Brain Tumor Surgery to Remove Fluid
You might have surgery to drain a build up of fluid on your brain (hydrocephalus).
Build up of fluid
The fluid around the brain and spinal cord is called cerebrospinal fluid (CSF). Some brain tumours block the normal circulation of this fluid. Because it cannot drain away, the fluid builds up inside the skull and around the spinal cord.
This increases the pressure inside the head (intracranial pressure). This fluid on the brain is called hydrocephalus. It can cause symptoms, such as headaches and sickness.
To drain this fluid, you need to have a shunt put in during your operation. A shunt is a drainage tube. You might hear it called a ventricular catheter. Shunts are usually plastic and about 0.3cm (3mm) across. They have valves so that fluid can flow down from the brain but not back the other way.
There are no outward signs that the shunt is there.
Shunts drain away the extra fluid from the ventricles of the brain, to other parts of the body, where it is harmlessly absorbed. The most common type is the ventriculo peritoneal shunt, which is a tube from the brain ventricles into the abdomen (tummy). Another type drains the fluid into the chest cavity.
You might have a shunt put in as a temporary measure. Or it might be permanent.
Possible problems with shunts
The shunt may become blocked or infected.
If your shunt is infected you might have:
- a headache
- rarely, a reddening of the skin over the path of the shunt (a red area tracking down your neck and chest for example)
If your shunt is infected you will need to have antibiotics.
If the shunt becomes blocked you might start to have the symptoms of raised pressure in the skull such as:

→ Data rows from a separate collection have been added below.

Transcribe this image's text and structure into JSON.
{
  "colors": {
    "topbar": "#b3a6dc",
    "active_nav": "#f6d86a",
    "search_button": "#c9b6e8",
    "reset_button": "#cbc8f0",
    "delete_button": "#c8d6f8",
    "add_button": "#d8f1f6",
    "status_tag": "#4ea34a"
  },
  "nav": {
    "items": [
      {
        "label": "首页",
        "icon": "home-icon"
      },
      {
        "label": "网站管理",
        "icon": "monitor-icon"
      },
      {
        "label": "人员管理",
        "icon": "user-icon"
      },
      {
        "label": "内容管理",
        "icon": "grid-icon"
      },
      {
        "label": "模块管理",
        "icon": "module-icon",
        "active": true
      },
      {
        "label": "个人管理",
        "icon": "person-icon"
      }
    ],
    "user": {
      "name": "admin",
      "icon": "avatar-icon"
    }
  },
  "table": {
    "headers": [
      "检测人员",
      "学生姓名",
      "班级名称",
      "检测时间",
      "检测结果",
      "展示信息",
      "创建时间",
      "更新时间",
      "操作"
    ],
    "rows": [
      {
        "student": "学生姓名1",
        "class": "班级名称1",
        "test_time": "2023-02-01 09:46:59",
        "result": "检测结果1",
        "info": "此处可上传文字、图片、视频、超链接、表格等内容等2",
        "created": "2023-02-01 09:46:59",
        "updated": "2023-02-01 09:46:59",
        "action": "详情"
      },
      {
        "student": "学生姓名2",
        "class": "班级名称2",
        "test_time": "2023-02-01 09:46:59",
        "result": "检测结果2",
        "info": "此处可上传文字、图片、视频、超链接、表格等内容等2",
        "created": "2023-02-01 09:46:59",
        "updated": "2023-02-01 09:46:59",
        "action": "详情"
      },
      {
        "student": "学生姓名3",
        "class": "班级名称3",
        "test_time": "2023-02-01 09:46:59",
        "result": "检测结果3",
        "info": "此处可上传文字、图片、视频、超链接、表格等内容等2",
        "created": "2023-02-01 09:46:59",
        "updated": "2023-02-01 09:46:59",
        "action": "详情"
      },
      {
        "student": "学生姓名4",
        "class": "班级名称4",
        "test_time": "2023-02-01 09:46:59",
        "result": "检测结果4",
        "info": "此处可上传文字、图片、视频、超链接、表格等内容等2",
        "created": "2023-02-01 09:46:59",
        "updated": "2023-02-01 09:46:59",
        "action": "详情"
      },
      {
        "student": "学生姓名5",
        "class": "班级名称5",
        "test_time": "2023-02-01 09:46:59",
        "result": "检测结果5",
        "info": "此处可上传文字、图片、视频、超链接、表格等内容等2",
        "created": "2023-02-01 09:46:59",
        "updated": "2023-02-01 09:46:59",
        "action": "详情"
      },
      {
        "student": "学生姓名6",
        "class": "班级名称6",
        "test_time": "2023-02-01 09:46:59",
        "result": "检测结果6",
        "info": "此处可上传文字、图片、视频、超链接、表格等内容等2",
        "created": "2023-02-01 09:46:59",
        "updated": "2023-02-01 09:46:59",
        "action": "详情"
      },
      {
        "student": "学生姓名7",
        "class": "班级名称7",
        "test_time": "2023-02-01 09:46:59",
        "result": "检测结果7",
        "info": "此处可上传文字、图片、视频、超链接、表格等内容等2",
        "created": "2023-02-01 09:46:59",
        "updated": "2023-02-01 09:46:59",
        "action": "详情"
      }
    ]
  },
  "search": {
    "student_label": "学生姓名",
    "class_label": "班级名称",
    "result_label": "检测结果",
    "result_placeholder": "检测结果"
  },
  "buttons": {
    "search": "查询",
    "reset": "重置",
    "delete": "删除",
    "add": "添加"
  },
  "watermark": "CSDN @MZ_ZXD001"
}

- neck stiffness
If your shunt becomes blocked you might need an operation to replace it.